▼

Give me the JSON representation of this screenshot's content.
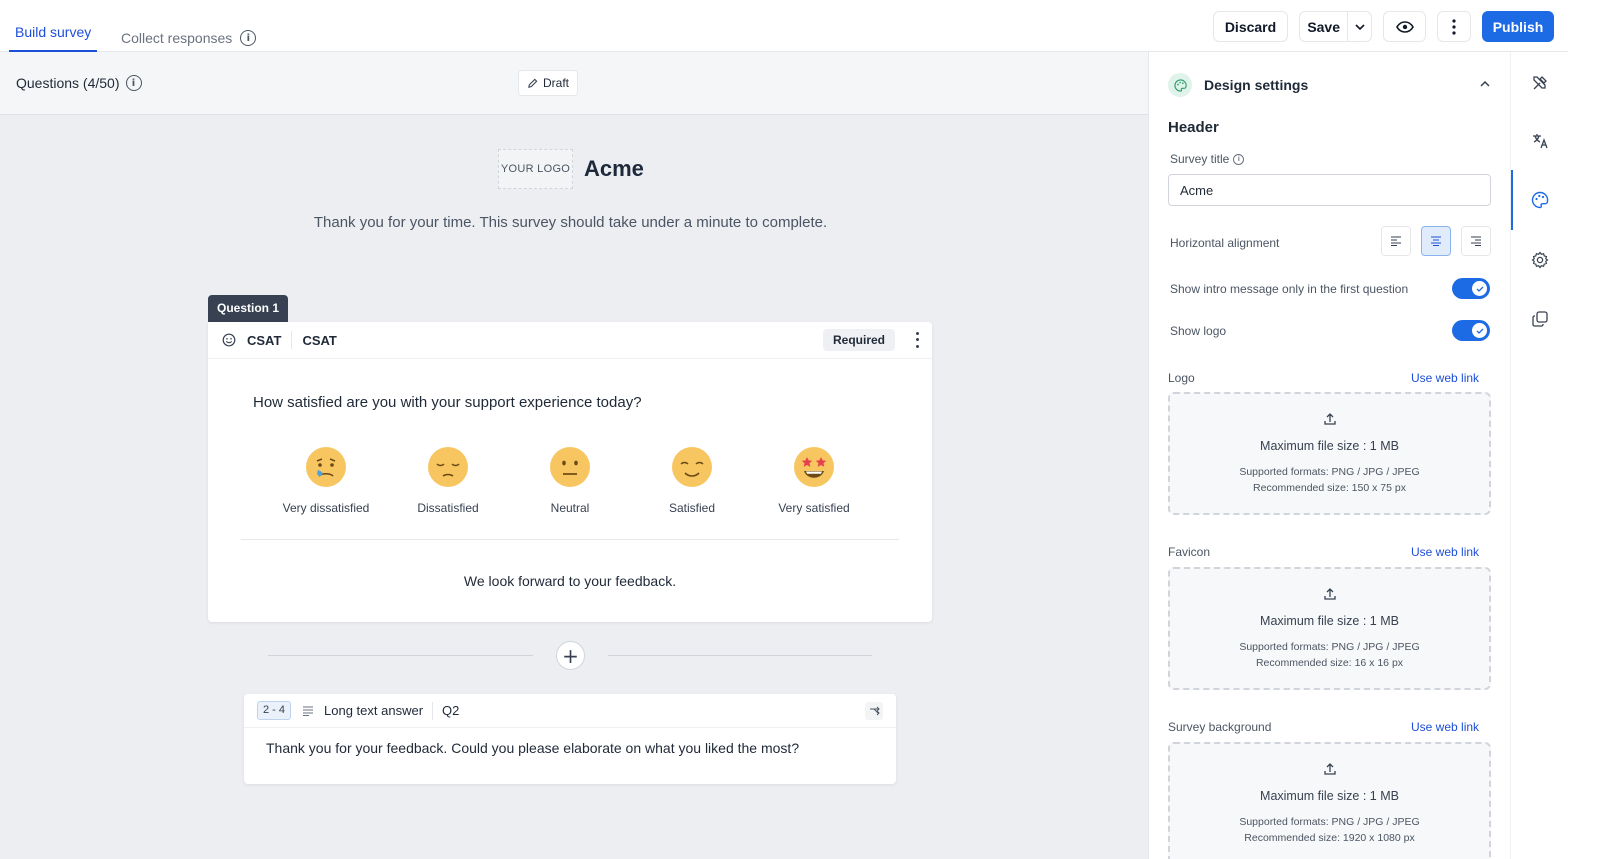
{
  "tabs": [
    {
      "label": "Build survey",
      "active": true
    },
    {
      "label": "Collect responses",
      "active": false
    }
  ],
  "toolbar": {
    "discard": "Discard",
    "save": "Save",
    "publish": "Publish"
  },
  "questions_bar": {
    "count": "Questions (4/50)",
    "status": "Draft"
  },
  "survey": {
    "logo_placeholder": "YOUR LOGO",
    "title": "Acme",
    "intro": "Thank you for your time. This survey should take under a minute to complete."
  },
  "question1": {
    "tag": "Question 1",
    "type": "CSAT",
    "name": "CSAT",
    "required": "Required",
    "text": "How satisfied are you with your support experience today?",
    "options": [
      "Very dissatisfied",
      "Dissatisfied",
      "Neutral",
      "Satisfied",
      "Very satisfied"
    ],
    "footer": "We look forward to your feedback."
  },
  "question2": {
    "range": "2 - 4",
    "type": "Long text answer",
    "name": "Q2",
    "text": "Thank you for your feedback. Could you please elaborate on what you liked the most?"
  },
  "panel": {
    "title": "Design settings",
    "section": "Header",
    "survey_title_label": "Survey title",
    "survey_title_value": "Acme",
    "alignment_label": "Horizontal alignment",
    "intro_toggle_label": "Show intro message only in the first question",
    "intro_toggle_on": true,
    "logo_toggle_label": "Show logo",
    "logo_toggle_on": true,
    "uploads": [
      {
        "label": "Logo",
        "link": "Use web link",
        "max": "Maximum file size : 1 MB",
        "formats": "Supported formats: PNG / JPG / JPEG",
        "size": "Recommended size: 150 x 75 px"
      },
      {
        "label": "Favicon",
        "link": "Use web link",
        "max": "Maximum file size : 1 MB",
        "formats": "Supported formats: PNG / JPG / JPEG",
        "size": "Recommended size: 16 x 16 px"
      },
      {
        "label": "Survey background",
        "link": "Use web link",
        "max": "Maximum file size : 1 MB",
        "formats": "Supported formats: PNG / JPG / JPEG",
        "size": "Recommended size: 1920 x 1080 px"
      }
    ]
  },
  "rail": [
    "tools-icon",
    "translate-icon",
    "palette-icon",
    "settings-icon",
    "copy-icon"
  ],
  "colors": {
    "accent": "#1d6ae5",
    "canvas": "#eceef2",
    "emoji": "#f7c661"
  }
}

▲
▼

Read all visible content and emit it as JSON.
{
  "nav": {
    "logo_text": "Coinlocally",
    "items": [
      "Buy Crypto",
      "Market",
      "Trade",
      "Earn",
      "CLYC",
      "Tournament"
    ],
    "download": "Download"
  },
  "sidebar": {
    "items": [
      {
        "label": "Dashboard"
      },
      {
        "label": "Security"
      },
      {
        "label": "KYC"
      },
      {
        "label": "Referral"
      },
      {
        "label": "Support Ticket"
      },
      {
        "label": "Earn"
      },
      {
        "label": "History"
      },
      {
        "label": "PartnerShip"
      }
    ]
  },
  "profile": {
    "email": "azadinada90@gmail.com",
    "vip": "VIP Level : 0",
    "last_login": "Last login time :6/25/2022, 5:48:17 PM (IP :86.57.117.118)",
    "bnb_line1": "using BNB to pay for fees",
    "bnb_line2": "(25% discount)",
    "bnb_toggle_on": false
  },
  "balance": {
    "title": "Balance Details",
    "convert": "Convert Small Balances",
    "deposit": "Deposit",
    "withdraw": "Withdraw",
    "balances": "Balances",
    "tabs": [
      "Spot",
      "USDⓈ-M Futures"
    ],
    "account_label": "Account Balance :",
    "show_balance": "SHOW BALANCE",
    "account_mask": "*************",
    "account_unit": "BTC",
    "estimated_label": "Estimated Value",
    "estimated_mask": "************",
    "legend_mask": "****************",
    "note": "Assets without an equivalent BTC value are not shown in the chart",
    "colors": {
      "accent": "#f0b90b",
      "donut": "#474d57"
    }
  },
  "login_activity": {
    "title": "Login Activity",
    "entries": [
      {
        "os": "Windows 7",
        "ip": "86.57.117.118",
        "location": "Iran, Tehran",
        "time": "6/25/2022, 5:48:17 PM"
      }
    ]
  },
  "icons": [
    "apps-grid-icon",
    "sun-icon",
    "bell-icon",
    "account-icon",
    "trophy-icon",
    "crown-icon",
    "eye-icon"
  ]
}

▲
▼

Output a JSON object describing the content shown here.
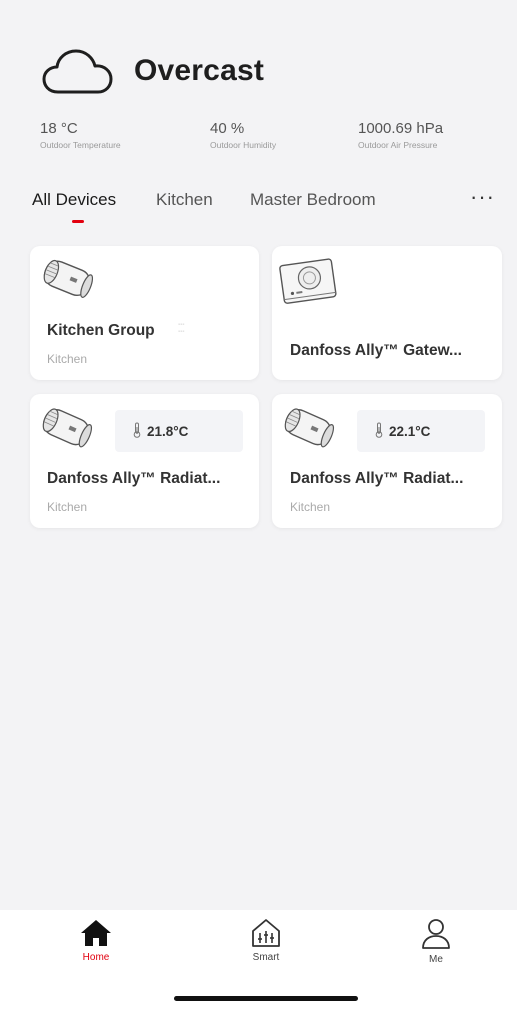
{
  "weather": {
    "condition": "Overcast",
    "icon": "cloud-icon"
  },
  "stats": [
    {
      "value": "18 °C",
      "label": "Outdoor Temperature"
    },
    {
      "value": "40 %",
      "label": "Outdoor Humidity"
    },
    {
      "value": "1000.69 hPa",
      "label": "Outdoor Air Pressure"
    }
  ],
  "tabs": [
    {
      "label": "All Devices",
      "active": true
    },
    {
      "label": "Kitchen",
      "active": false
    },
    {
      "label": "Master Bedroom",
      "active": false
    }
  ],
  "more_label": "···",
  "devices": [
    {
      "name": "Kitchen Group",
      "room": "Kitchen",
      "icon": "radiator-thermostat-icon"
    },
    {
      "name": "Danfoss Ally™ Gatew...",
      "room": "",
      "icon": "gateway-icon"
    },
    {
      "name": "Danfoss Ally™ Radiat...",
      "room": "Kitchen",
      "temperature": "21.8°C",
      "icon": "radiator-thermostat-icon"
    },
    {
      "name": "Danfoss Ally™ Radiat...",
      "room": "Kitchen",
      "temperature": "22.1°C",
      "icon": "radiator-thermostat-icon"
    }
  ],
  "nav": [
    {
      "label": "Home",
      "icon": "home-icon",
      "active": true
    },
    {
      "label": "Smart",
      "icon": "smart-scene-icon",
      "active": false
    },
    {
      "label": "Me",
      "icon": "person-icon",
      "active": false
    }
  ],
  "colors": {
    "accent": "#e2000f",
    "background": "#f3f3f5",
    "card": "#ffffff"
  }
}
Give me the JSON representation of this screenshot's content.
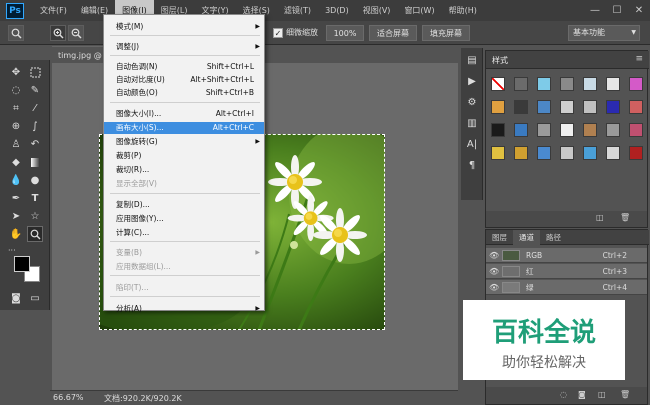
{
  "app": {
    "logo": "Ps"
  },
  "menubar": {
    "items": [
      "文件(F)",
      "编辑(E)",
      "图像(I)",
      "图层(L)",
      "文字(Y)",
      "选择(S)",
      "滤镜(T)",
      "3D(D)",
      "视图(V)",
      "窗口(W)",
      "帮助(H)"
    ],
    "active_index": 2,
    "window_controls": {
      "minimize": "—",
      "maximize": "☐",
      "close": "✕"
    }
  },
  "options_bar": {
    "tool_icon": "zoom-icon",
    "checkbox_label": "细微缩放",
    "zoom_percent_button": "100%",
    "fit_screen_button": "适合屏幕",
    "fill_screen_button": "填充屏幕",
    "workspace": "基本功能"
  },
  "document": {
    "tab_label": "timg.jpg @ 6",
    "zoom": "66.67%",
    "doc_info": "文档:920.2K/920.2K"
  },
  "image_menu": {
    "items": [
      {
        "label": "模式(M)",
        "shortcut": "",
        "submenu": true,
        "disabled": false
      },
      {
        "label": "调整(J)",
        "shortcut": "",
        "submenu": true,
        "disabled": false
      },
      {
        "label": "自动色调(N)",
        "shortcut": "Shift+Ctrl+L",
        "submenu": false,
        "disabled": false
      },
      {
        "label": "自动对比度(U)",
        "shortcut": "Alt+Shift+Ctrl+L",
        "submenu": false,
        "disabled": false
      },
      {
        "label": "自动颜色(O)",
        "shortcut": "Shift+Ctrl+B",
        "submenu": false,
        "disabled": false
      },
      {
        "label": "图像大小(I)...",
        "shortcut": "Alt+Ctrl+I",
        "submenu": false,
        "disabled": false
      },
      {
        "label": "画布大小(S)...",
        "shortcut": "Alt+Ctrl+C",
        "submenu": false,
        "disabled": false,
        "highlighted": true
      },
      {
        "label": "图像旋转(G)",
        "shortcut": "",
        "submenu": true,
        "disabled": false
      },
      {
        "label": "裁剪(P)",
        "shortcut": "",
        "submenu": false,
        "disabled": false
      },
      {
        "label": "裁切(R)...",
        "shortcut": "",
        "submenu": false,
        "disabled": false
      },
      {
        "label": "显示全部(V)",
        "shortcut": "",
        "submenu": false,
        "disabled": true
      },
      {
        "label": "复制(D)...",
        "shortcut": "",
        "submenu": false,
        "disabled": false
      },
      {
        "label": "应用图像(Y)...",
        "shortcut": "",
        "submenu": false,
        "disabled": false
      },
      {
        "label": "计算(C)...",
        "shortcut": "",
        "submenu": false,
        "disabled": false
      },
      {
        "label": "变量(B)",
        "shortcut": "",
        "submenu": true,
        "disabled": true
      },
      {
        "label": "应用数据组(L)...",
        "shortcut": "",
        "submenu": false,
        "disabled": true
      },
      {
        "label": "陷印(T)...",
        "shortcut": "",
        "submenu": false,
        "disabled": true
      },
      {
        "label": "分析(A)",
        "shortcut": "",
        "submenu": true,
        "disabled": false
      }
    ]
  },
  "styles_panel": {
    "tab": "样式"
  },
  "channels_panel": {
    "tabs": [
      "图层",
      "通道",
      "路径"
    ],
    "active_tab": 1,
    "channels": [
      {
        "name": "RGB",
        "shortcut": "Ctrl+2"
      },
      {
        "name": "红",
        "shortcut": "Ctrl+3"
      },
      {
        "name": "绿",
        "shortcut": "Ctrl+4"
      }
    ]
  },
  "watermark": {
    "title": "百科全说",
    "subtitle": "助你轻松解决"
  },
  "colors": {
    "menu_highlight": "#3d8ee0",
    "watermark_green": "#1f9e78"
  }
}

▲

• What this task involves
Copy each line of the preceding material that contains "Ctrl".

• Result
        "shortcut": "Shift+Ctrl+L",
        "shortcut": "Alt+Shift+Ctrl+L",
        "shortcut": "Shift+Ctrl+B",
        "shortcut": "Alt+Ctrl+I",
        "shortcut": "Alt+Ctrl+C",
        "shortcut": "Ctrl+2"
        "shortcut": "Ctrl+3"
        "shortcut": "Ctrl+4"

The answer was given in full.